It was only after the U.S. Supreme Court forced the state to start drawing Senate districts according to population that the basis for this legislative domination began to unravel. As the S.C. Municipal Association explains in its history of the Home Rule Act: “The senator was no longer as interested in being the county boss because the new district may encompass multiple counties or be a fraction of a larger county. There was an immediate need to find a way for counties to be governed without the ties to the legislative delegation.”
Within eight years, the Legislature asked voters to amend the state constitution with a bare-bones article on local government. Three years after that, in 1975, it passed the Home Rule Act, which allowed for the creation of county councils to handle many of the duties the resident senator used to perform. But the constitutional provision did nothing to stop the Legislature from restricting the powers of county councils, and nothing has stopped it. Among the most egregious restrictions: The Legislature tells counties, and cities, what kind of taxes they can levy, and even how much they can raise those taxes. All while ordering local governments to provide state services.
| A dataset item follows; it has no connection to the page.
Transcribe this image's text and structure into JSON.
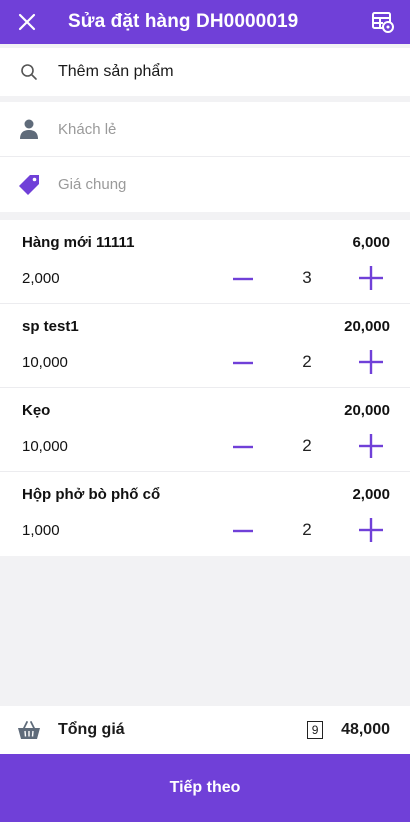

Beyond that, the Legislature retained the power to appoint local commissions, most notably election commissions, which they force the county councils to fund. The Legislature refused to dismantle hundreds of special little governments that lawmakers had created to provide specific services in their home counties, so those special purpose districts continue to do things cities and counties ought to do, driving up costs to the taxpayers and limiting the ability to coordinate county and city services.
And although the constitutional amendment prohibited legislators from passing laws that apply to just one county, legislators still do that, and those single-county laws hold the force of law unless someone files a lawsuit and the Supreme Court agrees to hear the suit — an all-too-rare occurrence.
It would be bad enough for legislators to hoard all this power if they were actually doing their jobs of tending to the needs of our state. But as our deteriorating, overcrowded roads and bridges remind us every day, they’re not.
About this series: The inaugural edition of The State newspaper was published Feb. 18, 1891. In anticipation of the 125th anniversary, the Palmetto section and this section at thestate.com are recounting each day how The State covered newsmakers and events vital to South Carolina’s history.
Ms. Scoppe writes editorials and columns for The State. Reach her at email@example.com or (803) 771-8571 or follow her on Twitter @CindiScoppe.